Poems that stick with you like a song that won't stop repeating itself in your brain, poems whose cadences burrow into your bloodstream, orchestrating your breathing long before their sense attaches its hooks to your heart.
“Poems that stick with you like a song that won’t stop repeating itself in your brain, poems whose cadences burrow into your bloodstream, orchestrating your breathing long before their sense attaches its hooks to your heart.”
—Washington Post on Captivity
Toi Derricotte's poems show us our underlife, tender and dreadful. And they are vibrant poems, poems in the voice of the living creature, the one who escaped—and paused, and turned back, and saw, and cried out. This is one of the most beautiful and necessary voices in American poetry today.
Derricotte's words touch the reader as life has touched her, soul and body. This is a strong, sensuous, original, courageous book.
In plain language that does not settle for simplicity or cliche, these poems probe being at its root—sexually, spiritually, emotionally, and intellectually—and recount how violence, both physical and mental, ravages the self.
This is a personal, moving work about child abuse, racial 'passing,' and women making art, and will attract all readers interested in these topics.
Let the reader of 'The Undertaker's Daughter' beware—it may make you burn to exorcise your own lifelong fears, and replace them with freedom. But you will have to find your own way, as Derricotte has.

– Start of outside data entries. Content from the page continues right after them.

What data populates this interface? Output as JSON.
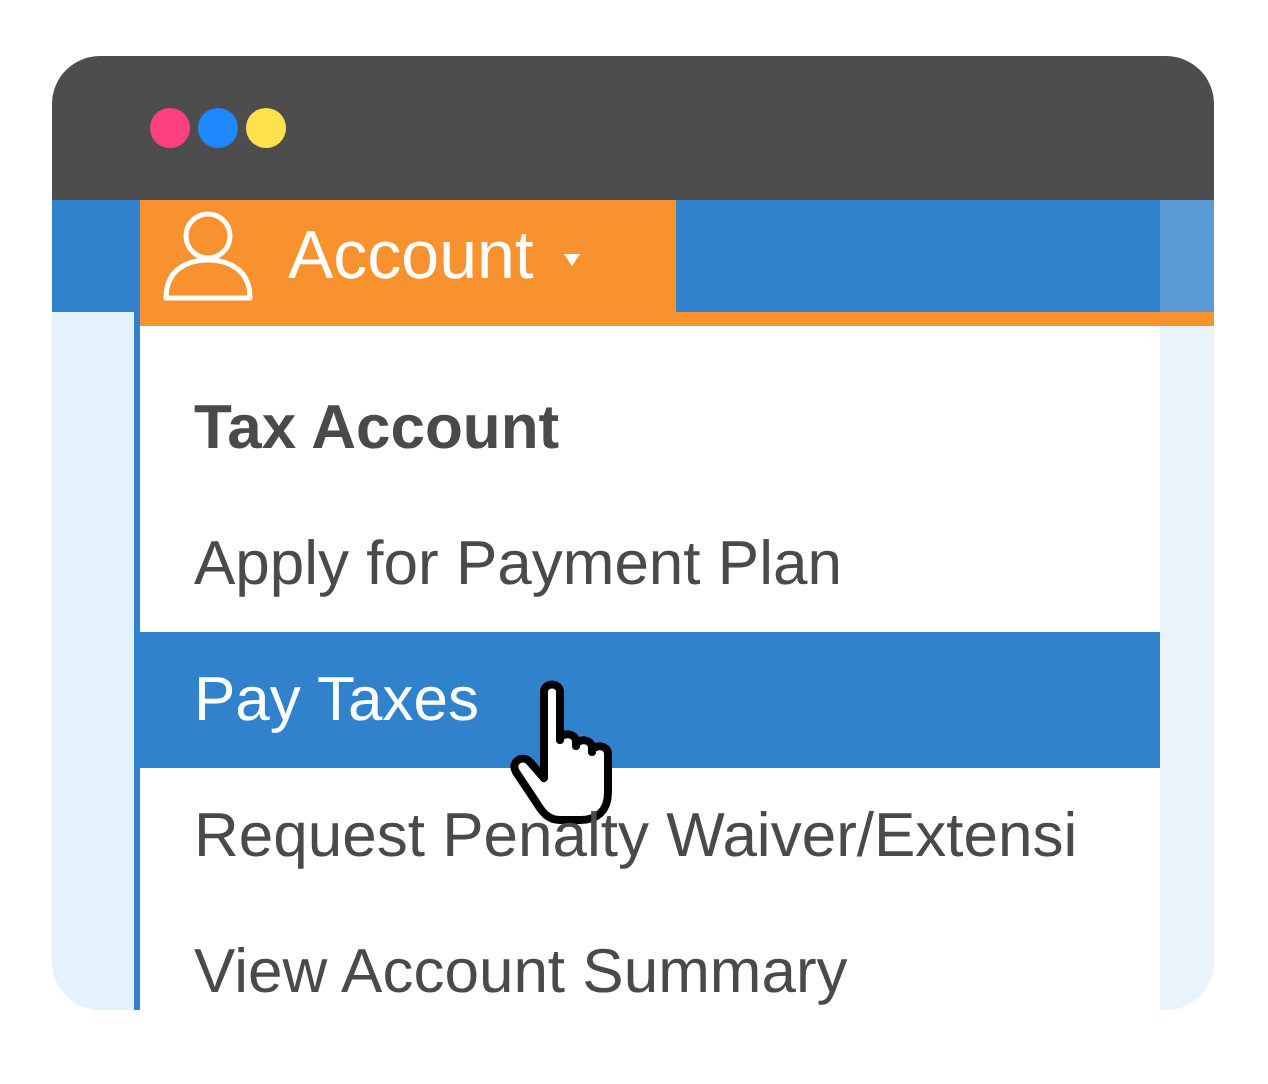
{
  "window": {
    "controls": [
      {
        "color": "#ff4081"
      },
      {
        "color": "#1e88ff"
      },
      {
        "color": "#ffe14d"
      }
    ]
  },
  "nav": {
    "menu_button": {
      "label": "Account"
    }
  },
  "menu_items": [
    {
      "kind": "heading",
      "label": "Tax Account",
      "selected": false
    },
    {
      "kind": "item",
      "label": "Apply for Payment Plan",
      "selected": false
    },
    {
      "kind": "item",
      "label": "Pay Taxes",
      "selected": true
    },
    {
      "kind": "item",
      "label": "Request Penalty Waiver/Extensi",
      "selected": false
    },
    {
      "kind": "item",
      "label": "View Account Summary",
      "selected": false
    }
  ]
}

Toi Derricotte is the author The Undertaker’s Daughter and four previous poetry collections: The Empress of the Death House; Natural Birth; Captivity; and Tender, winner of the Paterson Poetry Prize. She is the recipient of two Pushcart Prizes and fellowships from the National Endowment for the Arts and the Guggenheim Foundation, among other honors. Derricotte is cofounder of Cave Canem, professor emerita at the University of Pittsburgh, and a former chancellor of the Academy of American Poets.